If you send a request for more information from seller via contact seller form, we send seller an email that contains your request. Sometimes that email goes to seller's junk mail folder, and he simply does not receive it. Be persistant: try calling the seller by the number in the ad.
We use a search algorithm that is different from other websites. We do offer a classic search form, but we encourage to view all listings, and sort out the ones you don't want to see. It sounds like a waste of time, but it works incredibly fast, and you never miss out a good deal simply because someone forgot to add the price, mileage or pictures of the vehicle. So, click on "New search", a page with all website results will open. This page will contain filters that will help you navigate to the listings that you might actually consider, not just a search form criteria.
Comparison shopping is the best way to find out a good price for any given listing. Many people refer to shopping guides, such as KBB and the like. While generally a useful source of information for comparing prices, they sometimes give seller a misunderstanding of the different between the value and the price. The value of the car is what the car is worth. But the real-market price of the car is formed by what any given customer is willing to pay for this specific car. So, even though the car has a value of $20 000 by the comparison resources, based on the fact that it has, say, a purple-green color, there is very little chance that anyone will ever offer for it that much.
No, you do not have any obligation whatsoever to buy a car, even if the seller gave you a signed Bill of Sale. Bill of sale, by the way, normally does not contain your signature and only certifies seller's desire to sell the car to you. So, you can contact the seller, look at the car, test drive it, promise to buy it, leave earnest deposit, as long as you do not put your signature on a document that obliges you to buy the vehicle from seller, or pay him money, you are not obliged to buy anything. It concerns both private sellers and dealerships. No matter how badly you feel for wasting seller's time, it is nothing compared to what you will feel driving a car you are not entirely happy with.

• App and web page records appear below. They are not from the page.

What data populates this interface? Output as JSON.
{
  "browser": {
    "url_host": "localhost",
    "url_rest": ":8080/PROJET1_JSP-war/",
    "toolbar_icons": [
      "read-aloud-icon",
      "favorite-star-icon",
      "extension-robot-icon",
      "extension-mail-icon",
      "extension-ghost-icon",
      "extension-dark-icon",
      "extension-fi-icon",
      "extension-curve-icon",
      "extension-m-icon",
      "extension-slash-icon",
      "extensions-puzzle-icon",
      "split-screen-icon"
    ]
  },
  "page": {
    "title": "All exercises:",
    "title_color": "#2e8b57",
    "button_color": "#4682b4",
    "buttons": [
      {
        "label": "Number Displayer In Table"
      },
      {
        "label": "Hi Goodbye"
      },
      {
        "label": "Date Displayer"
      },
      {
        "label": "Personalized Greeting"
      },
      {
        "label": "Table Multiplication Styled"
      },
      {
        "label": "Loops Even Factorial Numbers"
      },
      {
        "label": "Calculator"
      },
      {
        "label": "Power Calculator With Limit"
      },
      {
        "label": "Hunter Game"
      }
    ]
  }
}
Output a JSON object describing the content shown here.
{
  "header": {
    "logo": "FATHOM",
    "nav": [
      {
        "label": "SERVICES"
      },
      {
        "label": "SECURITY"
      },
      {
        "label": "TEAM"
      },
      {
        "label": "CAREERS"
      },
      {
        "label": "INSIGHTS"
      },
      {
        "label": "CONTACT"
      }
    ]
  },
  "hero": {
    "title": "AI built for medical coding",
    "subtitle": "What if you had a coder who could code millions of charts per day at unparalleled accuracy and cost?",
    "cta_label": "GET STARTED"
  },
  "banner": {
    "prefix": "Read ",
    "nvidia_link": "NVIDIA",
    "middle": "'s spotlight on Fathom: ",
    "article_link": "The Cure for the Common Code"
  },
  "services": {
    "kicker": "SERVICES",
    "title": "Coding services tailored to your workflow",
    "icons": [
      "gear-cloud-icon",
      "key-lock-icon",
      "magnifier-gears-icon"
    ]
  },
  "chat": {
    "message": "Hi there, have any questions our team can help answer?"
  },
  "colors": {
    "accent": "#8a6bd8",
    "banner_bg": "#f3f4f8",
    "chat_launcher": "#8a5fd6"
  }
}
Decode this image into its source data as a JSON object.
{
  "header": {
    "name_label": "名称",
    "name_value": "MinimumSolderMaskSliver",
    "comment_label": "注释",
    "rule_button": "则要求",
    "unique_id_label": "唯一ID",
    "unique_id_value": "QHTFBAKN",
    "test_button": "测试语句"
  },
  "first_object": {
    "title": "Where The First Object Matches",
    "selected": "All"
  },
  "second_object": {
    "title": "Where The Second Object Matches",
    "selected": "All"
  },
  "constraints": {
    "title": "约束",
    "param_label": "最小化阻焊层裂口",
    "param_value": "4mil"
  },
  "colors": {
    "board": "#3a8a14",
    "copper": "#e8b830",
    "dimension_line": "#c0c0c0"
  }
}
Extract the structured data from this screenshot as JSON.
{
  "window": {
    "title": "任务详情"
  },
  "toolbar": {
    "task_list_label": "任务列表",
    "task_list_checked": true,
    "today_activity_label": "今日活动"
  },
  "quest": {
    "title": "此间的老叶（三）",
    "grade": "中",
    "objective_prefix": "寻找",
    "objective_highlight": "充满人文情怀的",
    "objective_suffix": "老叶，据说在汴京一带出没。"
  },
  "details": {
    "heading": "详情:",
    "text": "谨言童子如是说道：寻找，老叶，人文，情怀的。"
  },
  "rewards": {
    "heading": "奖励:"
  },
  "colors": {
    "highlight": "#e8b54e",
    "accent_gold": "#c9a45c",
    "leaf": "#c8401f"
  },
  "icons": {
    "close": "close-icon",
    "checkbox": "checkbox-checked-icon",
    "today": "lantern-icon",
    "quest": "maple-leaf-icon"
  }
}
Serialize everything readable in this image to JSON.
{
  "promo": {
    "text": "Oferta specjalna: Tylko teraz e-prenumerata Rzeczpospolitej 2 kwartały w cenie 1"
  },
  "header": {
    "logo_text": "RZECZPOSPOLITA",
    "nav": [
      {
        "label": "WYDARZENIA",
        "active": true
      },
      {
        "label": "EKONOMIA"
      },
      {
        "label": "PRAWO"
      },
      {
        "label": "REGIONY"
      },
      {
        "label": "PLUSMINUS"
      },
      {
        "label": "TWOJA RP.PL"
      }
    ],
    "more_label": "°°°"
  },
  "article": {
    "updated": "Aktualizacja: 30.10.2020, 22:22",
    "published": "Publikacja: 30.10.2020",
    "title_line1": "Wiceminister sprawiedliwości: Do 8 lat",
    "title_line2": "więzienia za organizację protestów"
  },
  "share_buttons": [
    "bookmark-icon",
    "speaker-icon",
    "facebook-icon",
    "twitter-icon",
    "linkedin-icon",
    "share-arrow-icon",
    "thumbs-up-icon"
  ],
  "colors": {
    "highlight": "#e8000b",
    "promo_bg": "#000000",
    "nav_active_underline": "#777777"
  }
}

There are several venues of our interest. First, we are building a name for ourselves, and taking money from people who want to save it does not appeal to us as something that could build our reputation. So we made it free for all the private sellers. Second, we posess the technology, that costs us very little, and has the throughput of a major league website. We can use it to our advantage, making professional looking listings possible for private sellers, at no charge. Third, our goal is to create jobs and support local business. Right now we do offer vehicle inspection certificate that will leave out the head aches of a private car sale, between two people who most likely do not have much experience in this field. It costs $80, and you are paying for the labor, not the listing. Our participating testing centers have a flow of potential customers, and pay us a small fee for marketing service. We will introduce several other features very soon, that will also be a part of what we call a smart marketing model, where we are focused on local people and local businesses, while running a nation-wide service.
No, we do not participate in the sale in any way. We do not represent any general listing, and make no warranty whatsoever. We, however, offer what is called "verified" listings, where we not only inspect the car, but also verify the legitimacy of the seller and his vehicle for sale.